The Sunshine Coast Festival of the Written Arts will start its fifth decade by featuring a woman of letters who has proposed practical steps for reconciliation between Indigenous and non-Indigenous people.
The festival’s annual Rockwood Lecture will be delivered by Jody Wilson-Raybould, a member of the We Wai Kai First Nation whose name in the Kwak’wala language is Puglaas. Wilson-Raybould formerly served as an independent Member of Parliament for Vancouver Granville until her resignation in 2019. While earlier a member of the federal cabinet, Wilson-Raybould spent five years as Minister of Justice and Attorney General.
Her most recent book is True Reconciliation: How to Be a Force for Change.
Wilson-Raybould’s appearance at the upcoming event was highlighted in an official announcement of participating authors released last week by the festival’s artistic and executive director Marisa Alps.
Alps was appointed to the position last year and worked alongside previous director Jane Davidson to produce the 2022 festival.
The 41st annual festival, scheduled to run from Aug. 17 to 20, reflects the diverse topology of Canada’s literary landscape. “I wanted to program a festival that would offer a lot of choice around the types of events and the authors who are speaking,” said Alps. “My hope is that most folks will find at least one event in the festival that they will want to attend.”
Sunshine Coast authors are highlighted in two events. Ted Chamberlin (author of Storylines: How Words Shape Our World) and Theresa Kishkan (Blue Portugal and Other Essays) will read from their most recent books and discuss the power of narrative. Acclaimed fiction author Janie Chang will read from The Porcelain Moon, an intercultural romance set in France during the First World War and its aftermath.

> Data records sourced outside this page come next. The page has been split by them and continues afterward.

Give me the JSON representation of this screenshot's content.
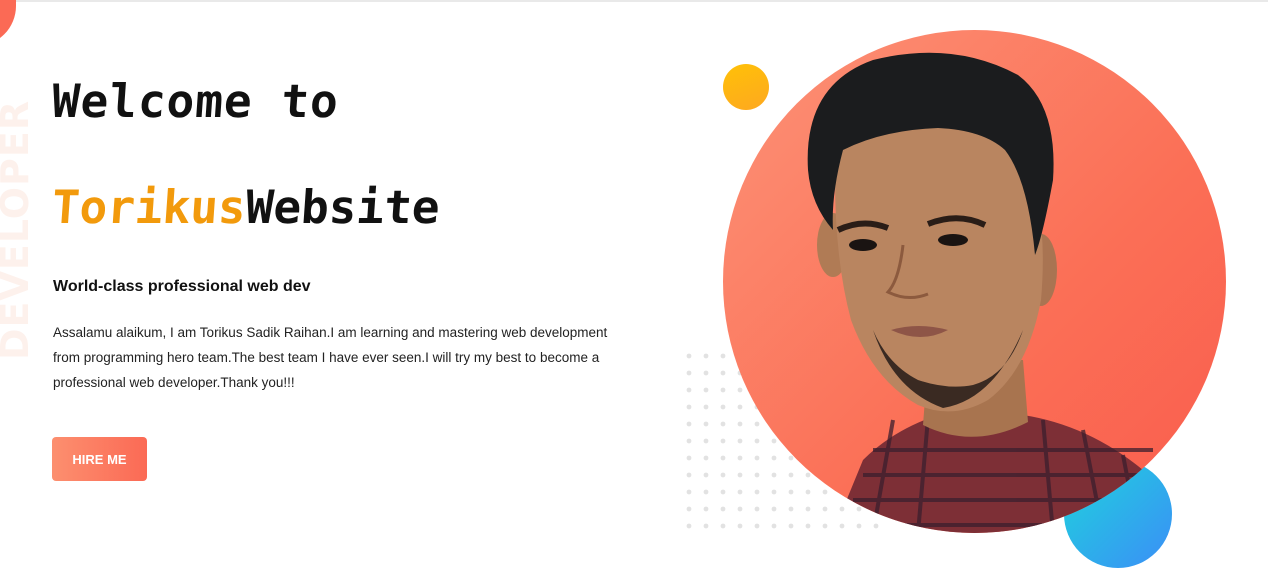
{
  "hero": {
    "side_text": "DEVELOPER",
    "welcome": "Welcome to",
    "name_accent": "Torikus",
    "name_rest": "Website",
    "subheading": "World-class professional web dev",
    "intro": "Assalamu alaikum, I am Torikus Sadik Raihan.I am learning and mastering web development from programming hero team.The best team I have ever seen.I will try my best to become a professional web developer.Thank you!!!",
    "cta_label": "HIRE ME"
  },
  "colors": {
    "accent_orange": "#f29a0c",
    "coral": "#fb6a55",
    "yellow": "#ffc107",
    "blue": "#3b8ef7",
    "cyan": "#1ed4dc"
  }
}
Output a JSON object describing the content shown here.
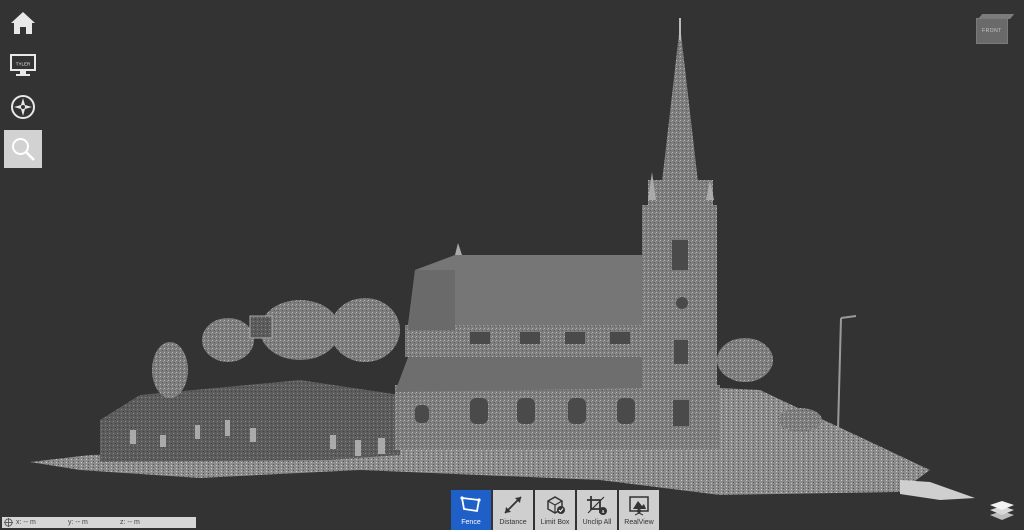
{
  "left_toolbar": {
    "items": [
      {
        "name": "home-button",
        "icon": "home-icon"
      },
      {
        "name": "display-button",
        "icon": "monitor-icon",
        "text": "TYLER"
      },
      {
        "name": "navigation-button",
        "icon": "compass-icon"
      },
      {
        "name": "search-button",
        "icon": "magnifier-icon",
        "active": true
      }
    ]
  },
  "viewcube": {
    "label": "FRONT"
  },
  "bottom_toolbar": {
    "items": [
      {
        "label": "Fence",
        "icon": "fence-icon",
        "active": true
      },
      {
        "label": "Distance",
        "icon": "distance-icon"
      },
      {
        "label": "Limit Box",
        "icon": "limit-box-icon"
      },
      {
        "label": "Unclip All",
        "icon": "unclip-icon"
      },
      {
        "label": "RealView",
        "icon": "realview-icon"
      }
    ]
  },
  "coordinates": {
    "x": "x: -- m",
    "y": "y: -- m",
    "z": "z: -- m"
  },
  "colors": {
    "background": "#333333",
    "accent": "#1f5fc8",
    "button": "#cfcfcf"
  }
}
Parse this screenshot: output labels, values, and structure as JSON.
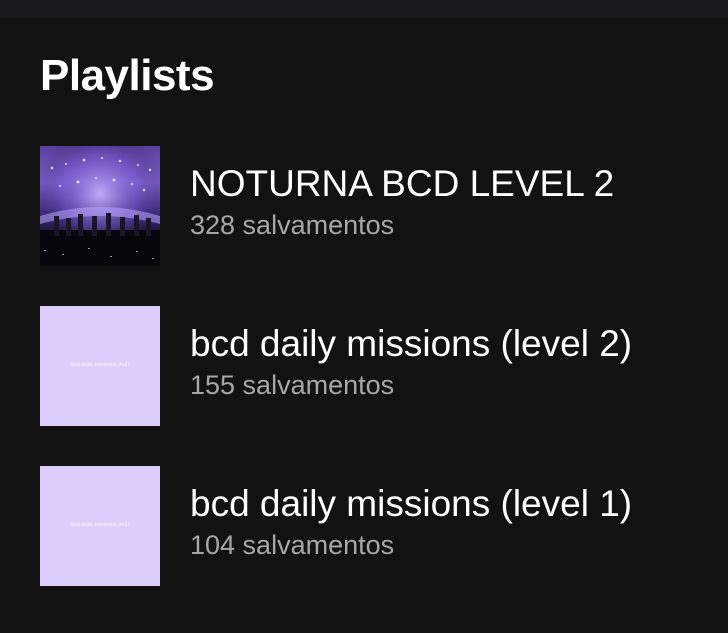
{
  "section": {
    "title": "Playlists"
  },
  "playlists": [
    {
      "title": "NOTURNA BCD LEVEL 2",
      "saves": "328 salvamentos",
      "cover": "concert-stage-photo"
    },
    {
      "title": "bcd daily missions (level 2)",
      "saves": "155 salvamentos",
      "cover": "lilac-square",
      "cover_caption": "bcd daily missions (lv2)"
    },
    {
      "title": "bcd daily missions (level 1)",
      "saves": "104 salvamentos",
      "cover": "lilac-square",
      "cover_caption": "bcd daily missions (lv1)"
    }
  ],
  "colors": {
    "background": "#121212",
    "title_text": "#ffffff",
    "secondary_text": "#a7a7a7",
    "lilac_cover": "#dccdfc"
  }
}
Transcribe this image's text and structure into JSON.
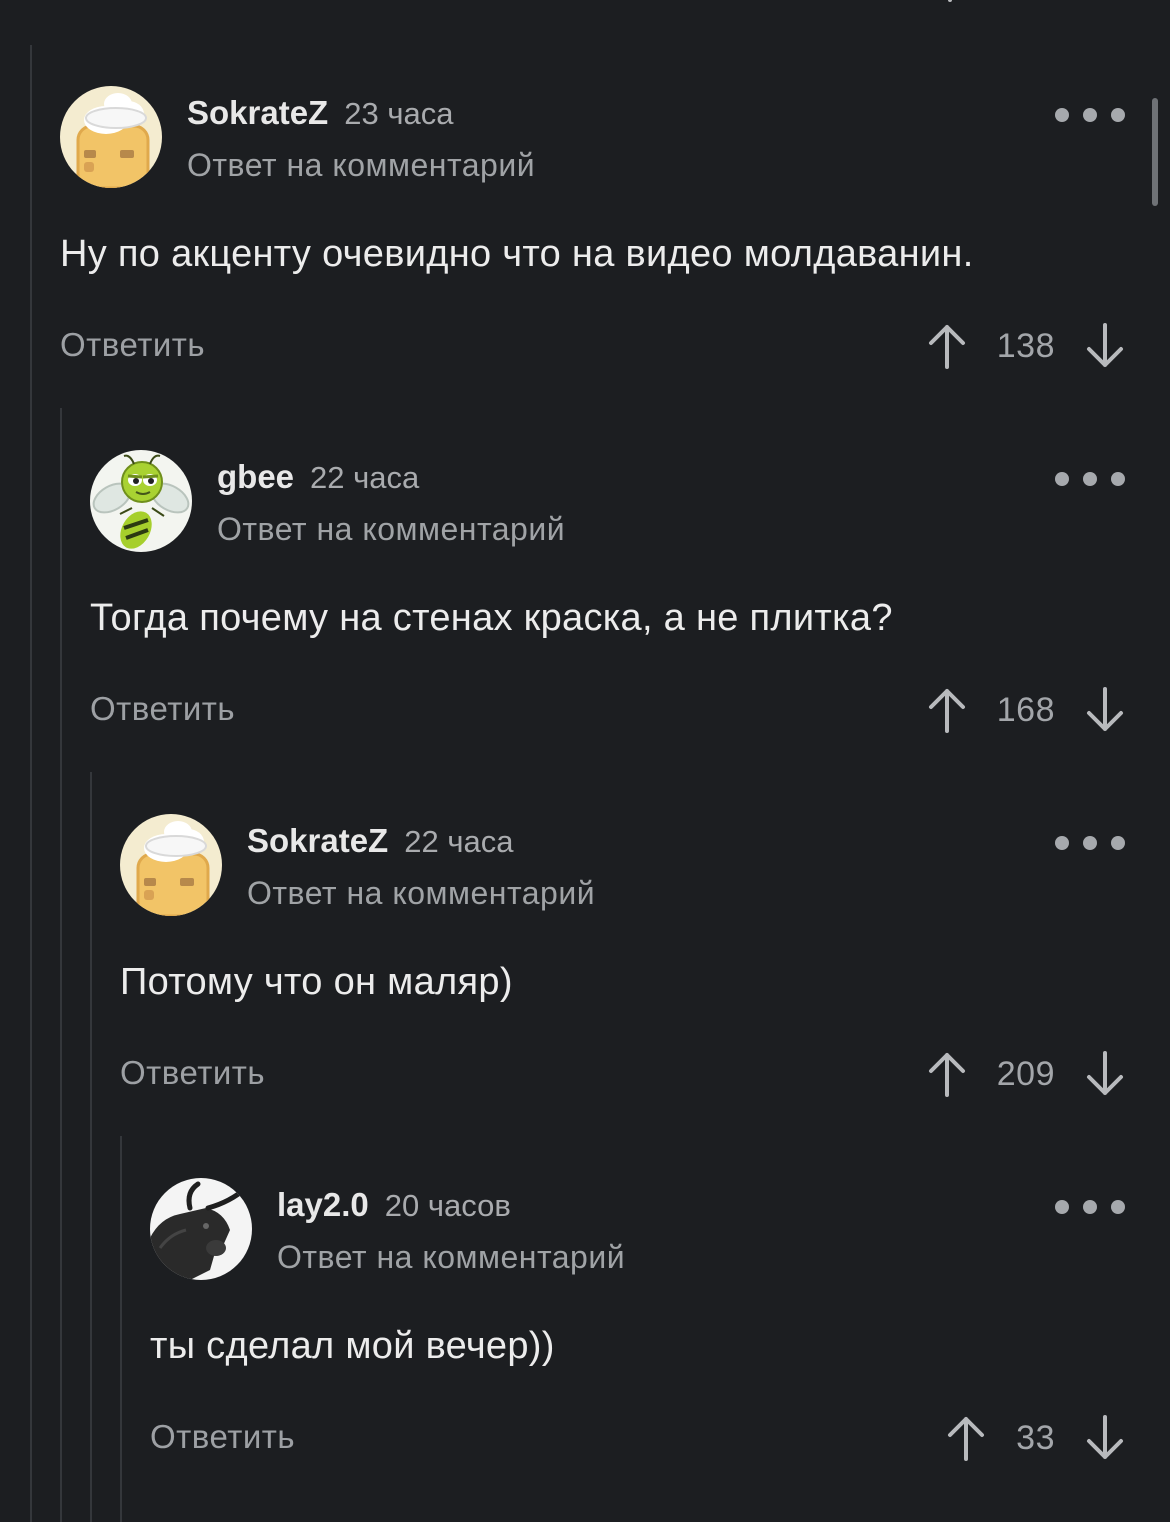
{
  "comments": [
    {
      "username": "SokrateZ",
      "time": "23 часа",
      "reply_to": "Ответ на комментарий",
      "text": "Ну по акценту очевидно что на видео молдаванин.",
      "reply_label": "Ответить",
      "score": "138",
      "avatar_icon": "chef-toast-avatar"
    },
    {
      "username": "gbee",
      "time": "22 часа",
      "reply_to": "Ответ на комментарий",
      "text": "Тогда почему на стенах краска, а не плитка?",
      "reply_label": "Ответить",
      "score": "168",
      "avatar_icon": "bee-avatar"
    },
    {
      "username": "SokrateZ",
      "time": "22 часа",
      "reply_to": "Ответ на комментарий",
      "text": "Потому что он маляр)",
      "reply_label": "Ответить",
      "score": "209",
      "avatar_icon": "chef-toast-avatar"
    },
    {
      "username": "lay2.0",
      "time": "20 часов",
      "reply_to": "Ответ на комментарий",
      "text": "ты сделал мой вечер))",
      "reply_label": "Ответить",
      "score": "33",
      "avatar_icon": "bull-avatar"
    }
  ],
  "colors": {
    "background": "#1c1e21",
    "thread_line": "#34373b",
    "text_primary": "#ececec",
    "text_secondary": "#a0a3a6"
  }
}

Bestselling author John Vaillant, author of Fire Weather, will unpack his investigation of the 2016 wildfires in Fort McMurray, and explore the evolving relationship between fire and humankind.
Bob McDonald, longtime host of CBC Radio’s Quirks and Quarks and author of several bestselling science books, will discuss his latest publication. The Future Is Now examines how some of today’s technologies might help humankind achieve a greener future.
Danny Ramadan, an award-winning Syrian-Canadian author, public speaker and advocate for LGBTQ+ refugees, will present his second novel, The Foghorn Echoes. The book was recently shortlisted for both the Ethel Wilson Fiction Prize and a Lambda Literary Award.
The festival’s opening event on Aug. 17 will feature Sunshine Coast musician Simon Paradis in a collaboration with journalist Adriana Barton. The duo’s performance will embody concepts described in Barton’s book, Wired for Music: A Search for Health and Joy Through the Science of Sound.
Other presenting authors include Ian and Will Ferguson, both winners of the Stephen Leacock Medal for Humour; first-time novelists Jessica Johns and Sheila Murray; internationally bestselling author Tom Rachman; award-winning Gitxsan writer, journalist and artist Angela Sterritt; and ocean journalist and author Laura Trethewey.
Wilson-Raybould’s keynote lecture is scheduled for Aug. 19.
“What she has to say — about being a force for change — is so important,” said Alps. “She’ll tell us what we need to hear.”
The festival will close on Aug. 20 with a musical event featuring Tom and Kalissa Landa, both members of the Vancouver band The Paperboys.
Tickets for the 2023 Festival of the Written Arts will go on sale June 5 at 9 a.m.
A complete list of authors and purchase information can be found online at writersfestival.ca.